Lipids are known to play crucial roles in the development of life-style related risk factors such as obesity, dyslipoproteinemia, hypertension and diabetes. The first selective cannabinoid-1 receptor blocker rimonabant, an anorectic anti-obesity drug, was frequently used in conjunction with diet and exercise for patients with a body mass index greater than 30 kg/m(2) with associated risk factors such as type II diabetes and dyslipidaemia in the past. Less is known about the impact of this drug on the regulation of lipid metabolism in plasma and liver in the early stage of obesity.

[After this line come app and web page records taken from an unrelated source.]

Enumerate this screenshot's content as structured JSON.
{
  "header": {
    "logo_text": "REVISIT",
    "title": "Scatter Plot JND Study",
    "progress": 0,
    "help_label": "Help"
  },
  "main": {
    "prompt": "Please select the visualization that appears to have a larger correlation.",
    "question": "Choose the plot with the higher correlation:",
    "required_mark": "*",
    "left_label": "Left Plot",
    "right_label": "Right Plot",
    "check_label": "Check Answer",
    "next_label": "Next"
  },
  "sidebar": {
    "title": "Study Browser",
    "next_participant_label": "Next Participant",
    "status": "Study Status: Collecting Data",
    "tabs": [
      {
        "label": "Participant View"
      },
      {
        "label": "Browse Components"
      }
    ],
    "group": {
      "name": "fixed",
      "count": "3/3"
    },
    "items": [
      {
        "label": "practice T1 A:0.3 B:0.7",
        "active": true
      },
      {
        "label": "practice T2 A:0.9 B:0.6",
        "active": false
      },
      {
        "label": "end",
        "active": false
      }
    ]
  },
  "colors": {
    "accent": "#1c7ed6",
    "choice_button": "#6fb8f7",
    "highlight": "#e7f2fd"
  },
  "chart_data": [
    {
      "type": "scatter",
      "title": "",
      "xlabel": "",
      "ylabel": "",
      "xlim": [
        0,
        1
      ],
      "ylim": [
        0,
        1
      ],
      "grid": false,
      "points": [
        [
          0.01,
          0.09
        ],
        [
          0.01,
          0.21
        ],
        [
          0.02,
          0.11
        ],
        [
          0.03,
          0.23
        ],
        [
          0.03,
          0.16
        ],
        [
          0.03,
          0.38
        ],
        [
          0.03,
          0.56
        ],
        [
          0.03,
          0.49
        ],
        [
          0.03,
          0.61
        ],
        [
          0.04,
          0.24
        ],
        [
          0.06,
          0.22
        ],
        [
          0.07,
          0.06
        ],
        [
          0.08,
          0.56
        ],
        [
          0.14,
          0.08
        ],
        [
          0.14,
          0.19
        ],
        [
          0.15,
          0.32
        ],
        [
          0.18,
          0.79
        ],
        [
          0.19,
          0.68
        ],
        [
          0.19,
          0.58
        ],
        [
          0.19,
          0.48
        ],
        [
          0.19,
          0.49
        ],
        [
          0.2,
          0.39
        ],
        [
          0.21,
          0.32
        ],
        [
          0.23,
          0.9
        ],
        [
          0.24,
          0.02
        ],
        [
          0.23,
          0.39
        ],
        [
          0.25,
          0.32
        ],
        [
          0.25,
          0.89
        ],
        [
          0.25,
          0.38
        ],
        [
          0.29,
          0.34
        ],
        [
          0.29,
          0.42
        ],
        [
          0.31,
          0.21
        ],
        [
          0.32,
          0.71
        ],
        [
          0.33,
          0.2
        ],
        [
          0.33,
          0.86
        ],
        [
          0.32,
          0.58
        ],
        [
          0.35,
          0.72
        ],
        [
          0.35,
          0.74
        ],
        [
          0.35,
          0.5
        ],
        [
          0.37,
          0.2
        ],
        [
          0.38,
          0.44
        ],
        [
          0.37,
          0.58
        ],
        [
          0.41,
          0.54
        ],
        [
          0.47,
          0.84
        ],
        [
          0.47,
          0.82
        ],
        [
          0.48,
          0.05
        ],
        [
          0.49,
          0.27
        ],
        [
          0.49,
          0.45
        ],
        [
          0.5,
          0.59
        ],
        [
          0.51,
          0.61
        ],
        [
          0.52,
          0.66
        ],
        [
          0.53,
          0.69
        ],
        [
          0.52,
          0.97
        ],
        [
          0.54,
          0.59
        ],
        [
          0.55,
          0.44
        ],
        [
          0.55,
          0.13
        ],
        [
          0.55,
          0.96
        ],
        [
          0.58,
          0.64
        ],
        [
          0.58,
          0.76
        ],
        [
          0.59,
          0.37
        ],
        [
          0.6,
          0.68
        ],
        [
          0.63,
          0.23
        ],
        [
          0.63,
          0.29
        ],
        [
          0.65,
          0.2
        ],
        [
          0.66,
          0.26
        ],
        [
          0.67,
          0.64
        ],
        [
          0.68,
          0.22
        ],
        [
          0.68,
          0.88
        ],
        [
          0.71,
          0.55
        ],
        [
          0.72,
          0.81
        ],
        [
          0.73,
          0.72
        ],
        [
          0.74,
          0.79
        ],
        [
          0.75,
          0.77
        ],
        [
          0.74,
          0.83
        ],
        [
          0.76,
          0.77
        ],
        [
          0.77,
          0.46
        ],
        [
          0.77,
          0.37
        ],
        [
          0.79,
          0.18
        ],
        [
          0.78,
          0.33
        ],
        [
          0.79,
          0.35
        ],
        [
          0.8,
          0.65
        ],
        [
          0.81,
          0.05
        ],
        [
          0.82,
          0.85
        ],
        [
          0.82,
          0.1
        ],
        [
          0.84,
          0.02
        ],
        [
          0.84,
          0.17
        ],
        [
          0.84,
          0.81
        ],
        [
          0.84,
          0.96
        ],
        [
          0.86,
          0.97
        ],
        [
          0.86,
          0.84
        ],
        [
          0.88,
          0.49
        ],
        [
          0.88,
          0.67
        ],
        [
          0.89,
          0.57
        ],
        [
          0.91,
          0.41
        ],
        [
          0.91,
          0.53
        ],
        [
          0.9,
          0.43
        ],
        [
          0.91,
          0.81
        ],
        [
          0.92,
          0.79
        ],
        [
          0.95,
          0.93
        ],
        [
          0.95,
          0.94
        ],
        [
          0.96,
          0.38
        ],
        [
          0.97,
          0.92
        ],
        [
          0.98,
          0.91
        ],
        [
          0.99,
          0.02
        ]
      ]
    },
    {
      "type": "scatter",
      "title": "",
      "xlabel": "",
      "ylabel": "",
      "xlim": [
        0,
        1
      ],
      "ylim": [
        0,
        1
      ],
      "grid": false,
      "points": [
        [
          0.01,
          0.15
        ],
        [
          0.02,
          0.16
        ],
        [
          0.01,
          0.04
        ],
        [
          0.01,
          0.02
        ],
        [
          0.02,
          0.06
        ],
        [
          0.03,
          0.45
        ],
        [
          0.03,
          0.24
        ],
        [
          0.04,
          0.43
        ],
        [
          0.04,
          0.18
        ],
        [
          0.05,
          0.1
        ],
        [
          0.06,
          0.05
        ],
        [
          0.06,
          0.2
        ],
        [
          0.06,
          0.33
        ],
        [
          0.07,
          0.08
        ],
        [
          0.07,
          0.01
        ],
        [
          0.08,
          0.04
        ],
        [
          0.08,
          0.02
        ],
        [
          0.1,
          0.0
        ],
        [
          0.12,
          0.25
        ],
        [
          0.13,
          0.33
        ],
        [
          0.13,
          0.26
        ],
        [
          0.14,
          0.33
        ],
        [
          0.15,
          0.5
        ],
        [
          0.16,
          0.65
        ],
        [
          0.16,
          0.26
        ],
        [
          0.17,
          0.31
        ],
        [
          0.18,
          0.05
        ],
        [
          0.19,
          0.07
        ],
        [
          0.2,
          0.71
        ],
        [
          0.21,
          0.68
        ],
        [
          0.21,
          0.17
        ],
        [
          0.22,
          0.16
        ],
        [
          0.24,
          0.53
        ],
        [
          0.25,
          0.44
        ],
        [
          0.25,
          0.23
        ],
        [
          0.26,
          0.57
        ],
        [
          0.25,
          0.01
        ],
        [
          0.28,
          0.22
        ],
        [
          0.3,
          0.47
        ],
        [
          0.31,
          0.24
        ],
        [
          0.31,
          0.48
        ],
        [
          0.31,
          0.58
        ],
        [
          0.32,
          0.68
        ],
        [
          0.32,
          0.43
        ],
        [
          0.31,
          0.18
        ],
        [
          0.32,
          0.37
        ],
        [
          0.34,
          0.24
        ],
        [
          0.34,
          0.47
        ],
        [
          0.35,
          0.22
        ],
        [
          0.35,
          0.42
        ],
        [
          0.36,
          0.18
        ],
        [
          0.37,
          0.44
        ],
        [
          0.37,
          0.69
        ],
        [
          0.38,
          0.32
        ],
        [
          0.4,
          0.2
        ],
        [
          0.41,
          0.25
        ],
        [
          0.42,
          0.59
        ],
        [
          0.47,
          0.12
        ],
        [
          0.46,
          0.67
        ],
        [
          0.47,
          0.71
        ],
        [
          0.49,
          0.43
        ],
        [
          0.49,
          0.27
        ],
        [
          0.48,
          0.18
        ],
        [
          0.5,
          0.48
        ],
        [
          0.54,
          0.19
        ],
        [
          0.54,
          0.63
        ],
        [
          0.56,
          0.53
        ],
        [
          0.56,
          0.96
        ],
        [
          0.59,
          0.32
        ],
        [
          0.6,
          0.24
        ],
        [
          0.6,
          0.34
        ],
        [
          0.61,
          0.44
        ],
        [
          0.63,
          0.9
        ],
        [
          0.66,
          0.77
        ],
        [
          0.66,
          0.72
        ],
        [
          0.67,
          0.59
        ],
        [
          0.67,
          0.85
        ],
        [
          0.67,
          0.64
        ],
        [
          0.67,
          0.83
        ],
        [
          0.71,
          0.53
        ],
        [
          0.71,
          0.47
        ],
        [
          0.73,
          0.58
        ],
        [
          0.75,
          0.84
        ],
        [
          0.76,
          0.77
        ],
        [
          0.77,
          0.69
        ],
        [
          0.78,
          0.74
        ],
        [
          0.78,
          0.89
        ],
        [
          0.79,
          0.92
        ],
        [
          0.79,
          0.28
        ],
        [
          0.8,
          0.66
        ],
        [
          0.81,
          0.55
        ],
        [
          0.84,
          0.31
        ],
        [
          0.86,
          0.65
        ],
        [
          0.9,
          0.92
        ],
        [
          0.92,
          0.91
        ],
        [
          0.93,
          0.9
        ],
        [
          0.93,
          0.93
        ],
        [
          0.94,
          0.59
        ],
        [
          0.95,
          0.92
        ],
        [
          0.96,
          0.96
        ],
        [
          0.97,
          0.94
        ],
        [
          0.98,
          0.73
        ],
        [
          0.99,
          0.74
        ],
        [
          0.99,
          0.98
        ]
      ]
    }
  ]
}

We designed a four-week parallel controlled intervention on apolipoprotein E3 Leiden cholesteryl ester transfer protein (ApoE*3Leiden.CETP) transgenic mice with mild overweight and hypercholesterolemia. A liquid chromatography-linear ion trap-Fourier transform ion cyclotron resonance-mass spectrometric approach was employed to investigate plasma and liver lipid responses to the rimonabant intervention. Rimonabant was found to induce a significant body weight loss (9.4%, p<0.05) and a significant plasma total cholesterol reduction (24%, p<0.05). Six plasma and three liver lipids in ApoE*3Leiden.CETP transgenic mice were detected to most significantly respond to rimonabant treatment. Distinct lipid patterns between the mice were observed for both plasma and liver samples in rimonabant treatment vs. non-treated controls. This study successfully applied, for the first time, systems biology based lipidomics approaches to evaluate treatment effects of rimonabant in the early stage of obesity.
The effects of rimonabant on lipid metabolism and body weight reduction in the early stage obesity were shown to be moderate in ApoE*3Leiden.CETP mice on high-fat diet.